      To be continued
    • By Okanagancook
      I was reminded the other day of the egg-in-plastic-wrap-poach method.
       
    • By MSRadell
      GE is entering the SV field in an innovative way. They are doing a crowdfunding approach through one of their Innovation technology centers. The device itself is also innovative in that it uses a Inductive cooktop for the heating element with a wireless temperature sensor. It's also unique in that it does not include any type of water circulation.
       
      Here's a link to the crowdfunding site: https://www.indiegogo.com/projects/paragon-induction-cooktop/
       
      What does everybody think about this entry into the field? If nothing else it certainly shows that SV has gotten the attention of major appliance makers. A few weeks ago GE also announced that one of their new lines of stoves will have the same type of temperature control as this device uses so you can do SV on your stovetop.
       
    • By Shelby
      Thanks to @blue_dolphin, I was forced to buy this cookbook  and it was delivered today.  No matter how hard I try, I just don't super enjoy cookbooks on my Kindle.  Anyway, I'll most likely be alone on this thread due to low okra likability lol, but I'm an only child and I'm used to being alone 😁
       
       

       
       First on the list will be the Kimchi Okra from page 100--as suggested by @blue_dolphin.
       
      I'll be back on this thread soon  
    • By Luke
      I made the Creme Anglaise recipe from Myhrvold Modernist Cuisine - it did look curdled and lumpy coming out of the zip lock bag as described in the recipe.
       
      I used my stick blender to smooth it out as instructed, but I think I blended it for too long, and it went from lumpy to smooth to watery. Did I make a fatal mistake of over blending the custard?
       
      The recipe does not say how to blend or when to stop.
       
      Hoping one of the gurus can give me guidance before I try this again.
       
      Many Thanks
      Luke
  • Recently Browsing   0 members
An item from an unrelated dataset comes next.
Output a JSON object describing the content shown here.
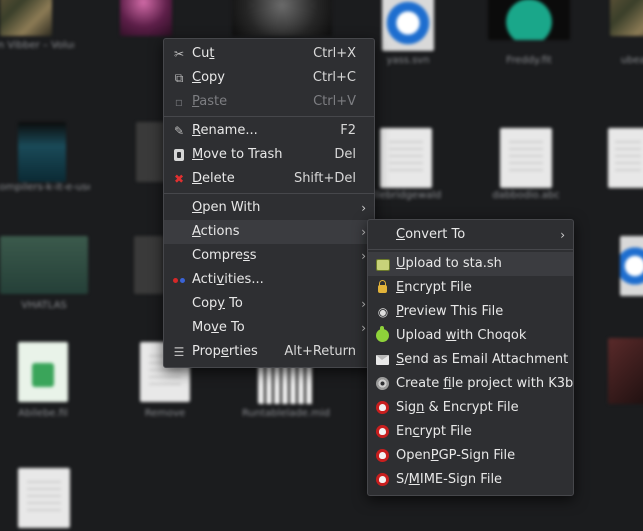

    No registered users viewing this page.

×
×
  • Create New...